The effect of Charles’s accession on Scottish independence is an open question. The crown was unified in 1603 under James I and the parliaments did not join until 1707, and some pro-independence leaders, including Sturgeon, want an independent Scotland to retain the monarch as head of state.
Chris McEleny, the general secretary of the pro-independence Alba party, has described that as “an absurdity”. Salmond, who now leads the Alba party, has said the effect of Charles’s accession will be only “on the margins”. But Adam Tomkins, a professor of constitutional law at Glasgow University, sees it as “quite a dangerous moment”.
“Nobody is going to vote yes [for independence] rather than no because a 96-year-old woman has died, but identity politics is about sentiment,” he said. “The Queen was held in much greater affection than any of her children. There are quite a few people who are thinking this isn’t the end of a life but the end of an age.”
Tomkins said: “[The royals] are seen as [representative] of a certain part of Scotland – rural, farming and aristocratic – which exists in Aberdeenshire, Perthshire, the Borders and Dumfrieshire, and nowhere else. The vast majority of the urban population see this as historic and rarefied and not part of the modern Scotland.”

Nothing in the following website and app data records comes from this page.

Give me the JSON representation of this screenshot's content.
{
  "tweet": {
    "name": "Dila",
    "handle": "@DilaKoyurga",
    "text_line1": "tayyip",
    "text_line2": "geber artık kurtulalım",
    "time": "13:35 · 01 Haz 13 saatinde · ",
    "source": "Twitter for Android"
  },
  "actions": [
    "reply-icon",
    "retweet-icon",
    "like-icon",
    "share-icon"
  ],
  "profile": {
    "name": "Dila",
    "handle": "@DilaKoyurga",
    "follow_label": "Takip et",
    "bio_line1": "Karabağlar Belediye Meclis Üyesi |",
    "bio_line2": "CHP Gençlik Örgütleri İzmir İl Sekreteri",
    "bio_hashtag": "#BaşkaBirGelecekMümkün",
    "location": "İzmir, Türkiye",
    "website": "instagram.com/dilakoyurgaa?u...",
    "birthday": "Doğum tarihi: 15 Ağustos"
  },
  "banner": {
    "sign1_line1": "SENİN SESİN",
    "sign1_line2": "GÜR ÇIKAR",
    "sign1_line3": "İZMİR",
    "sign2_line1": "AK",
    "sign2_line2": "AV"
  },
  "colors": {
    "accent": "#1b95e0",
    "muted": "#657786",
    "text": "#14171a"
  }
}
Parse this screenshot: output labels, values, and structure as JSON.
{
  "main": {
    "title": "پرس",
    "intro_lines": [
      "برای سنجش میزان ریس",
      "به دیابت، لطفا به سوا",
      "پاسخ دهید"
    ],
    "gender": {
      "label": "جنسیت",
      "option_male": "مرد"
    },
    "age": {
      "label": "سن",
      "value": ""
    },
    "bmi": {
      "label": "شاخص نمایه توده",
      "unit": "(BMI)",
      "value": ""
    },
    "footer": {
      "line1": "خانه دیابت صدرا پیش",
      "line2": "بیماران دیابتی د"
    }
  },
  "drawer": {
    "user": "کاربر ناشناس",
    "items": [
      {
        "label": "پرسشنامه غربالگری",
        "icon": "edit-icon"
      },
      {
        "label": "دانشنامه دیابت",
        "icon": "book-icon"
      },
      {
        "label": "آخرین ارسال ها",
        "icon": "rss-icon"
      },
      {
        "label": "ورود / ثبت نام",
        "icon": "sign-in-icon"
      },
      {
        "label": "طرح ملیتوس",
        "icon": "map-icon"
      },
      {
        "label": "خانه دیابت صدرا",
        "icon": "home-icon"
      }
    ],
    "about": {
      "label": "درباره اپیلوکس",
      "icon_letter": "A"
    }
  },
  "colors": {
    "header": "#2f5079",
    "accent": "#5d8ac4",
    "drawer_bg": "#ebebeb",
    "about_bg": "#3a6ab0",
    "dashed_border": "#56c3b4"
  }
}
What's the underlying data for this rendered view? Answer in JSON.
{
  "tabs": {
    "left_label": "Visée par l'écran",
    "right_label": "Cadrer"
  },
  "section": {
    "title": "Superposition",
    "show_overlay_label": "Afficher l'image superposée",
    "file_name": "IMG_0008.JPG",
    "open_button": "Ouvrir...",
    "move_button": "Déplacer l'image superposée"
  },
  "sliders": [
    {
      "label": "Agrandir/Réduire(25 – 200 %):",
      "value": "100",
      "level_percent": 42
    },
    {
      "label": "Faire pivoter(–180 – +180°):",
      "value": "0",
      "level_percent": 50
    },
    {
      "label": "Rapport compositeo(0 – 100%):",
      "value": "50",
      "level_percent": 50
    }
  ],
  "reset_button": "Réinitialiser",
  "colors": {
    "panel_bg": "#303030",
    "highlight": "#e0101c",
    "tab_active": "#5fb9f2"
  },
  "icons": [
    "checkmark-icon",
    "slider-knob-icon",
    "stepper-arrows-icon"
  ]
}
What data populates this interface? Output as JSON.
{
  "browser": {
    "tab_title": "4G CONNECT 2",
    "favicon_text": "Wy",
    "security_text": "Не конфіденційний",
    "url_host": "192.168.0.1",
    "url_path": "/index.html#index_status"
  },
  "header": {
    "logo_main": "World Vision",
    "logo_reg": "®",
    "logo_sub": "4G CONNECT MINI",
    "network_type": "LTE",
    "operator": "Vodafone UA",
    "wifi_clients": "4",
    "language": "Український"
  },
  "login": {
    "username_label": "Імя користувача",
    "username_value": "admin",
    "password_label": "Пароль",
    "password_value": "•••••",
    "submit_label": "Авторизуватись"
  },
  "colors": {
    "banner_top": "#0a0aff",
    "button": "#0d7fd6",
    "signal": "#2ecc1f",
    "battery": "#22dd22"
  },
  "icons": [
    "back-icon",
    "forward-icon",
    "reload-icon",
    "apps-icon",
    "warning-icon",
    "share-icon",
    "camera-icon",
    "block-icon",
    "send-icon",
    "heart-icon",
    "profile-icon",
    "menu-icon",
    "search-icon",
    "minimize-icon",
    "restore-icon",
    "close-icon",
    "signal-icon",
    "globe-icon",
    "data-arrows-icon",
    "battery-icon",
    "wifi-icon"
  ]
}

Malcolm Fraser, the convener of Common Weal, a pro-independence thinktank, described the transition as a “sideshow”. The question of who is the head of state was a matter of personal taste, he said, but “there are more democratic emergencies affecting Britain. We are more concerned about the parallel coronation of Liz Truss by a small elite.”